The range runs from the line containing "Parse this screenshot: output" to the last line of the entries. Copy that range exactly, omitting pictures.

Stored records:
'''

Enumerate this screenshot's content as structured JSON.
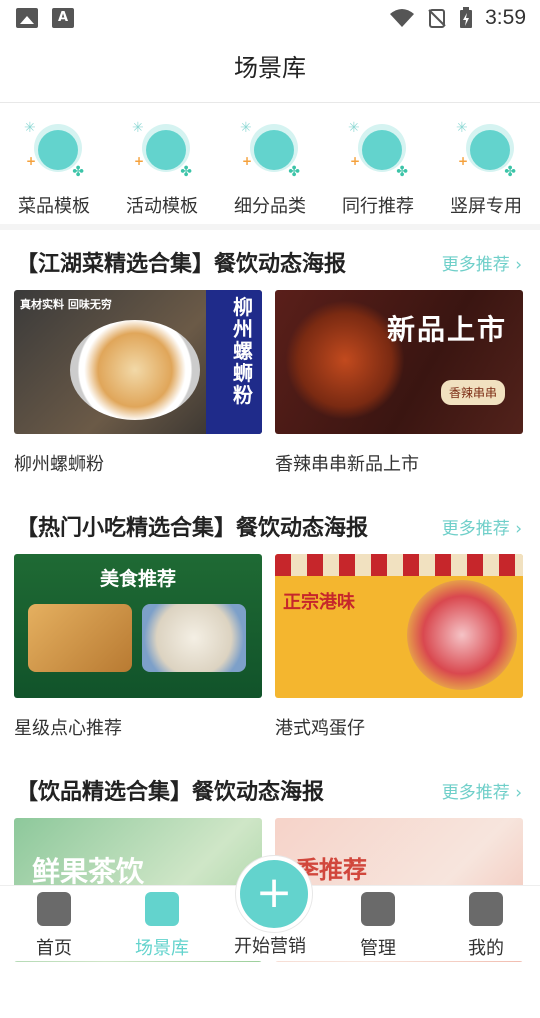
{
  "status": {
    "time": "3:59"
  },
  "header": {
    "title": "场景库"
  },
  "categories": [
    {
      "label": "菜品模板",
      "icon": "dish-cover-icon"
    },
    {
      "label": "活动模板",
      "icon": "balloons-icon"
    },
    {
      "label": "细分品类",
      "icon": "grid-icon"
    },
    {
      "label": "同行推荐",
      "icon": "flame-icon"
    },
    {
      "label": "竖屏专用",
      "icon": "video-icon"
    }
  ],
  "sections": [
    {
      "title": "【江湖菜精选合集】餐饮动态海报",
      "more": "更多推荐",
      "cards": [
        {
          "caption": "柳州螺蛳粉",
          "overlay_small": "真材实料 回味无穷",
          "overlay_big": "柳州螺蛳粉"
        },
        {
          "caption": "香辣串串新品上市",
          "overlay_big": "新品上市",
          "overlay_small": "香辣串串"
        }
      ]
    },
    {
      "title": "【热门小吃精选合集】餐饮动态海报",
      "more": "更多推荐",
      "cards": [
        {
          "caption": "星级点心推荐",
          "overlay_big": "美食推荐"
        },
        {
          "caption": "港式鸡蛋仔",
          "overlay_big": "正宗港味"
        }
      ]
    },
    {
      "title": "【饮品精选合集】餐饮动态海报",
      "more": "更多推荐",
      "cards": [
        {
          "caption": "",
          "overlay_big": "鲜果茶饮"
        },
        {
          "caption": "",
          "overlay_big": "季推荐"
        }
      ]
    }
  ],
  "tabbar": [
    {
      "label": "首页"
    },
    {
      "label": "场景库"
    },
    {
      "label": "开始营销"
    },
    {
      "label": "管理"
    },
    {
      "label": "我的"
    }
  ],
  "colors": {
    "accent": "#63d3cd"
  }
}
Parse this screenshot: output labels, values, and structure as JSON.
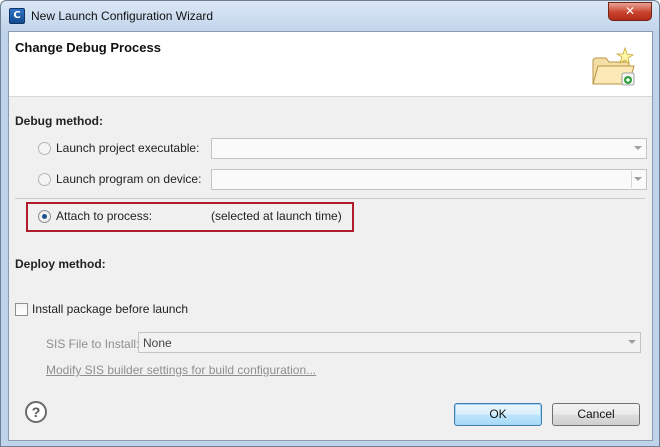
{
  "window": {
    "title": "New Launch Configuration Wizard",
    "close_glyph": "✕",
    "app_icon_glyph": "C"
  },
  "header": {
    "title": "Change Debug Process",
    "icon": "folder-wizard-icon"
  },
  "debug_method": {
    "label": "Debug method:",
    "options": [
      {
        "label": "Launch project executable:",
        "selected": false,
        "dropdown_value": ""
      },
      {
        "label": "Launch program on device:",
        "selected": false,
        "dropdown_value": ""
      },
      {
        "label": "Attach to process:",
        "selected": true,
        "note": "(selected at launch time)"
      }
    ]
  },
  "deploy_method": {
    "label": "Deploy method:",
    "install_checkbox": {
      "label": "Install package before launch",
      "checked": false
    },
    "sis_file": {
      "label": "SIS File to Install:",
      "value": "None"
    },
    "modify_link": "Modify SIS builder settings for build configuration..."
  },
  "footer": {
    "help_glyph": "?",
    "ok_label": "OK",
    "cancel_label": "Cancel"
  },
  "colors": {
    "highlight_border": "#b01c2c",
    "title_bar": "#c2d5ec",
    "client_bg": "#f0f0f0"
  }
}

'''

TASK RESULT:
Parse this screenshot: output labels, values, and structure as JSON.
{
  "window": {
    "title": "New Launch Configuration Wizard",
    "close_glyph": "✕",
    "app_icon_glyph": "C"
  },
  "header": {
    "title": "Change Debug Process",
    "icon": "folder-wizard-icon"
  },
  "debug_method": {
    "label": "Debug method:",
    "options": [
      {
        "label": "Launch project executable:",
        "selected": false,
        "dropdown_value": ""
      },
      {
        "label": "Launch program on device:",
        "selected": false,
        "dropdown_value": ""
      },
      {
        "label": "Attach to process:",
        "selected": true,
        "note": "(selected at launch time)"
      }
    ]
  },
  "deploy_method": {
    "label": "Deploy method:",
    "install_checkbox": {
      "label": "Install package before launch",
      "checked": false
    },
    "sis_file": {
      "label": "SIS File to Install:",
      "value": "None"
    },
    "modify_link": "Modify SIS builder settings for build configuration..."
  },
  "footer": {
    "help_glyph": "?",
    "ok_label": "OK",
    "cancel_label": "Cancel"
  },
  "colors": {
    "highlight_border": "#b01c2c",
    "title_bar": "#c2d5ec",
    "client_bg": "#f0f0f0"
  }
}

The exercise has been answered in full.